Now comes Bring Your Own Battery (BYOB), the latest technology trend to disrupt the utility business as we once knew it.
Homeowners take pressure off aging grid
Current regulations still reward most utilities for putting steel in the ground and producing ever-more electricity. So a California energy company raised eyebrows this year when it proposed to test a new type of business relationship with residential customers – by hooking up their own batteries to the grid.
With more homeowners investing in batteries to store electricity produced by their solar panels or to use as a back-up source, San Diego Gas & Electric sees an opportunity.
Such batteries would take pressure off the investor-owned utility to upgrade or maintain portions of an aging grid, and let it tap into stored energy when demand for power goes up.
The model would allow the company to aggregate individual batteries, first in those weak spots along the grid and, eventually, throughout its service territory.
A new role for utilities
BYOB creates a new role for utilities to facilitate, rather than fight, the expansion of homegrown clean energy.
Importantly, it would also help accelerate a more efficient and environmentally friendly utility business model in which an energy company’s traditional role as the owner, provider and distributor may gradually become obsolete.
In this new energy paradigm, the utility acts more as a facilitator or air traffic controller of energy generated by its customers, than as a traditional power company.
San Diego Gas & Electric will be vetting its initial pilot project in a state regulatory proceeding investigating how to source energy resources provided by customers, notably by connecting home batteries to the grid.
Will other utilities follow suit? Probably so.
The demand for energy storage batteries is growing in tandem with roof-top solar installations, as is consumer awareness of technology that help them save energy as well as money.
Nascent market for batteries taking off
Vermont’s Green Mountain Energy last month became America’s first utility to sell and install Tesla’s famed Powerwall battery to its customers.
Tesla, meanwhile, is building a $5-billion gigafactory in Nevada, the second-largest plant in the world, to produce batteries for homes and electric cars in anticipation of a rapid market growth.
The residential market for energy storage remains small compared with commercial deployment. By the third quarter of 2015, only 4 megawatts of home energy storage projects in the U.S. had been connected to the grid.
As homeowners increasingly look for power backup options or to fully capitalize from their solar panels, however, such investments are expected to escalate.

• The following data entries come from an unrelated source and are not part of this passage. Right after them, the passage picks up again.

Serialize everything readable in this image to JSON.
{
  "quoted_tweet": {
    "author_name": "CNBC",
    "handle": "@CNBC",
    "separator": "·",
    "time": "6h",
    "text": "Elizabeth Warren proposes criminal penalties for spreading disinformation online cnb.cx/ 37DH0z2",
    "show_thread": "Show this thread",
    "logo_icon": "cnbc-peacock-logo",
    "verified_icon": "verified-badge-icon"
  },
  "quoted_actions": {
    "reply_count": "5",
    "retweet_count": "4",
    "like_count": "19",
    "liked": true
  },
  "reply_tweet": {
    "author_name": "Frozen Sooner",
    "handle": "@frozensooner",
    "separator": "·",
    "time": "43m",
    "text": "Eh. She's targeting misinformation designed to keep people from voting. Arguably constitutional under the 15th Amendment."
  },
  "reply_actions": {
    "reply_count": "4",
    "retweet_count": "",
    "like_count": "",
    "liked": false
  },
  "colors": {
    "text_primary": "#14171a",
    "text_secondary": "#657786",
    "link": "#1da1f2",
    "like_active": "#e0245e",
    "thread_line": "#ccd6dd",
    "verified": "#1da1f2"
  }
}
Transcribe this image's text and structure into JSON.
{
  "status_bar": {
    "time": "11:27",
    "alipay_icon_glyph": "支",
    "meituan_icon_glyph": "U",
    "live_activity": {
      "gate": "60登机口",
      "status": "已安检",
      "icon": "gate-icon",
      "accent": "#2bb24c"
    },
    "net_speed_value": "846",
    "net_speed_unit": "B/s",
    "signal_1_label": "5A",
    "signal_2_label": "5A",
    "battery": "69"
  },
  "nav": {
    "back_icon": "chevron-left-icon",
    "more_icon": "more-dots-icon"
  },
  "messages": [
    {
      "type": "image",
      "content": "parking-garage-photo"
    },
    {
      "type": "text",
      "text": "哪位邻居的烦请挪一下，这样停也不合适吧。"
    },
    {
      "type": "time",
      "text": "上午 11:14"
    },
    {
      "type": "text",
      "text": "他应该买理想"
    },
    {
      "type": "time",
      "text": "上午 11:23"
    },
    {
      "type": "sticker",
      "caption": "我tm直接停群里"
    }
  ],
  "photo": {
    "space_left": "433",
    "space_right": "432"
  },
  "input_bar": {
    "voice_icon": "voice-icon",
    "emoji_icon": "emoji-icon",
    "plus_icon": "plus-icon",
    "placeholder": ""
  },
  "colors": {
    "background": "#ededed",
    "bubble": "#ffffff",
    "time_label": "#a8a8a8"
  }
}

When they do, look for more utilities to embrace and profit from the technology.
This is a trend worth watching.